### Prompt
For the entries below, work out how many lines contain the string "text" and write only the number.

(Data records for software interfaces)

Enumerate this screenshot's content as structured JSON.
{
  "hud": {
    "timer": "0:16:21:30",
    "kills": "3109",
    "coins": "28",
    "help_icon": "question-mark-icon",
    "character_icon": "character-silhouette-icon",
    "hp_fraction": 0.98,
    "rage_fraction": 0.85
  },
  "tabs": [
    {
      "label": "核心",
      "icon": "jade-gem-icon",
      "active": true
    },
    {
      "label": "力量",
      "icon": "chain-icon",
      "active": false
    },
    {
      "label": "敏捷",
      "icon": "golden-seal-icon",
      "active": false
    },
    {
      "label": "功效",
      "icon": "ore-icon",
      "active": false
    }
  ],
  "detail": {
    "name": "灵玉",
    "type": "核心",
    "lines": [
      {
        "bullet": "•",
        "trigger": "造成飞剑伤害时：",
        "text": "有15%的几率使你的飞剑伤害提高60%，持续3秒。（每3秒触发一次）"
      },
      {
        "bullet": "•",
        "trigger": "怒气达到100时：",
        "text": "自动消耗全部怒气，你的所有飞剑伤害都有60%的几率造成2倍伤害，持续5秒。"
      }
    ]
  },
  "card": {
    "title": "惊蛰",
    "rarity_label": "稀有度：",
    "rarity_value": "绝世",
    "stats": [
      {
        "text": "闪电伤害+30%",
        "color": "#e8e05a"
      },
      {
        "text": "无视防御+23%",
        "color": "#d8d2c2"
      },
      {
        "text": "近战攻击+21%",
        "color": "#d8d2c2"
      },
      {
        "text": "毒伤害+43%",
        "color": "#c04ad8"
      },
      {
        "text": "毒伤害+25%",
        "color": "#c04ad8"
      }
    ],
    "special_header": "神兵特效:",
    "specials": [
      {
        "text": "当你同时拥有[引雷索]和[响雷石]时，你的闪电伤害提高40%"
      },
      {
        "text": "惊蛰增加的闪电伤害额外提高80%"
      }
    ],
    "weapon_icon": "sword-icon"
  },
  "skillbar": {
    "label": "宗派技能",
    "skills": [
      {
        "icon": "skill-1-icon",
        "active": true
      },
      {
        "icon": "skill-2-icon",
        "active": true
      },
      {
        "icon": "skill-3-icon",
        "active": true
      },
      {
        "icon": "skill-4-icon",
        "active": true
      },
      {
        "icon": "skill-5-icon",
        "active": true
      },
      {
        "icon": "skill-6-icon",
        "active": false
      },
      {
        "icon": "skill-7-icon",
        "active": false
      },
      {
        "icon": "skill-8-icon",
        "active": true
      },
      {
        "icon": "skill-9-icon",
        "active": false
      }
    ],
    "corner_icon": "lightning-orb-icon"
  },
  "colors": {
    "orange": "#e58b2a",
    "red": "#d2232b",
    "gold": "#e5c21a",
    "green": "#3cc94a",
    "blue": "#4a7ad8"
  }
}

### Solution for this task
9